There is no shortage of fun college traditions at Whitman.
Before dorms were coed, panty raids executed by the fraternities happened every so often. Today, boxer raids are carried out by the Anderson girls for April Fool’s day. The flag pole near Memorial Building usually has something odd hoisted up on it, mostly famously tires and bicycles. A new tradition is decorating and riding Styx, the bronze horse outside of Penrose Library.
Another former tradition is the freshmen/sophomore tug-of-war into Lakum Duckum, The pond between Maxey Hall and Memorial Building is named Lakum Duckum as a pun of Americanized Latin. The tug-of-war was a rite of passage for the freshmen men; they were required to wear green dinks (beanies) until they overpowered the sophomores in a tug-of-war over Lakum Duckum, or Homecoming weekend arrived; the end of the festivities included a bonfire fueled by the green dinks. This tradition ended after WWII as combat veterans returning to Whitman refused to wear green dinks. In the mid-1960s, the college lined the pond with concrete to reduce erosion and the games ceased permanently.
There’s also the Annual Renaissance Faire, a 40-plus-year tradition; the Mr. Whitman competition (think Miss America but senior boys), the One-Act competition and the Instant Play Festival. The Choral Contest has been held annually for more than 85 years. Every spring, student groups form choirs competing for the Gena Branscombe and Howard E. Pratt trophies. There was a similar annual event in the ’60s called “Year in Revue,” and the Greek groups would make a farcical show about the major events that happened on campus. This has been replaced in recent years by Greek week, an annual celebration of Greek life at Whitman.

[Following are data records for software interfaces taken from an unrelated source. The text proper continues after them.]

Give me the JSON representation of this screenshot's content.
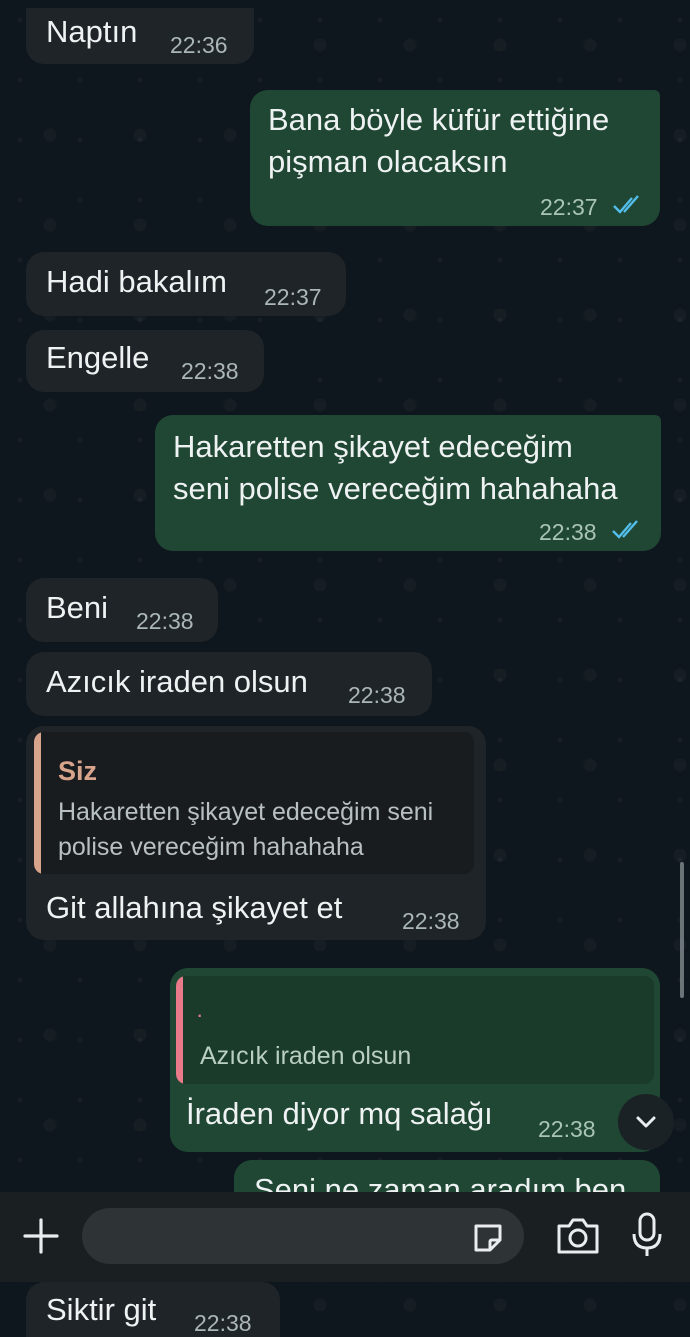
{
  "messages": [
    {
      "text": "Naptın",
      "time": "22:36"
    },
    {
      "lines": [
        "Bana böyle küfür ettiğine",
        "pişman olacaksın"
      ],
      "time": "22:37"
    },
    {
      "text": "Hadi bakalım",
      "time": "22:37"
    },
    {
      "text": "Engelle",
      "time": "22:38"
    },
    {
      "lines": [
        "Hakaretten şikayet edeceğim",
        "seni polise vereceğim hahahaha"
      ],
      "time": "22:38"
    },
    {
      "text": "Beni",
      "time": "22:38"
    },
    {
      "text": "Azıcık iraden olsun",
      "time": "22:38"
    },
    {
      "quote": {
        "author": "Siz",
        "lines": [
          "Hakaretten şikayet edeceğim seni",
          "polise vereceğim hahahaha"
        ]
      },
      "text": "Git allahına şikayet et",
      "time": "22:38"
    },
    {
      "quote": {
        "author": "·",
        "lines": [
          "Azıcık iraden olsun"
        ]
      },
      "text": "İraden diyor mq salağı",
      "time": "22:38"
    },
    {
      "text": "Seni ne zaman aradım ben",
      "time": ""
    },
    {
      "text": "Siktir git",
      "time": "22:38"
    }
  ],
  "composer": {
    "placeholder": "",
    "icons": [
      "plus-icon",
      "sticker-icon",
      "camera-icon",
      "microphone-icon"
    ]
  },
  "scroll_down_icon": "chevron-down-icon",
  "colors": {
    "background": "#0b141a",
    "incoming": "#1f2428",
    "outgoing": "#1f4733",
    "read_ticks": "#53bdeb",
    "quote_author_siz": "#d9a48c",
    "quote_bar_siz": "#d9a48c",
    "quote_bar_other": "#e87a8a"
  }
}
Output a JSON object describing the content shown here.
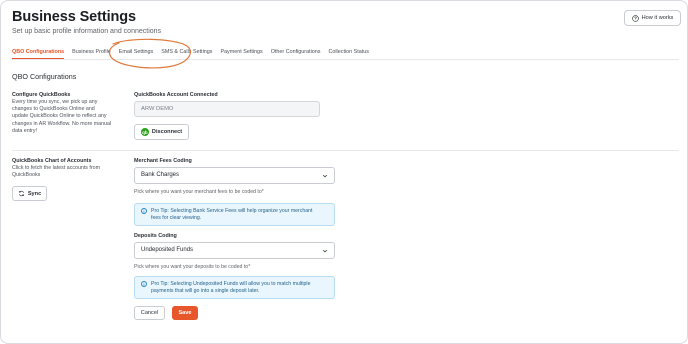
{
  "header": {
    "title": "Business Settings",
    "subtitle": "Set up basic profile information and connections",
    "how_it_works": "How it works"
  },
  "tabs": [
    {
      "label": "QBO Configurations",
      "active": true
    },
    {
      "label": "Business Profile",
      "active": false
    },
    {
      "label": "Email Settings",
      "active": false
    },
    {
      "label": "SMS & Calls Settings",
      "active": false
    },
    {
      "label": "Payment Settings",
      "active": false
    },
    {
      "label": "Other Configurations",
      "active": false
    },
    {
      "label": "Collection Status",
      "active": false
    }
  ],
  "section_title": "QBO Configurations",
  "configure": {
    "heading": "Configure QuickBooks",
    "description": [
      "Every time you sync, we pick up any",
      "changes to QuickBooks Online and",
      "update QuickBooks Online to reflect any",
      "changes in AR Workflow. No more manual",
      "data entry!"
    ],
    "account_label": "QuickBooks Account Connected",
    "account_value": "ARW DEMO",
    "disconnect_label": "Disconnect",
    "qb_icon": "qb"
  },
  "chart_of_accounts": {
    "heading": "QuickBooks Chart of Accounts",
    "description": [
      "Click to fetch the latest accounts from",
      "QuickBooks"
    ],
    "sync_label": "Sync"
  },
  "merchant_fees": {
    "label": "Merchant Fees Coding",
    "value": "Bank Charges",
    "helper": "Pick where you want your merchant fees to be coded to*",
    "tip": [
      "Pro Tip: Selecting Bank Service Fees will help organize your merchant",
      "fees for clear viewing."
    ]
  },
  "deposits": {
    "label": "Deposits Coding",
    "value": "Undeposited Funds",
    "helper": "Pick where you want your deposits to be coded to*",
    "tip": [
      "Pro Tip: Selecting Undeposited Funds will allow you to match multiple",
      "payments that will go into a single deposit later."
    ]
  },
  "actions": {
    "cancel_label": "Cancel",
    "save_label": "Save"
  },
  "colors": {
    "accent": "#e8562b",
    "tip_bg": "#eaf6fd",
    "qb_green": "#2ca01c"
  }
}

And finally, pinging. If you stand between two pillars on the exterior of Cordiner Hall, cup your hand ever so slightly and slap it against the concrete, the most unusual “pinging” noise is created.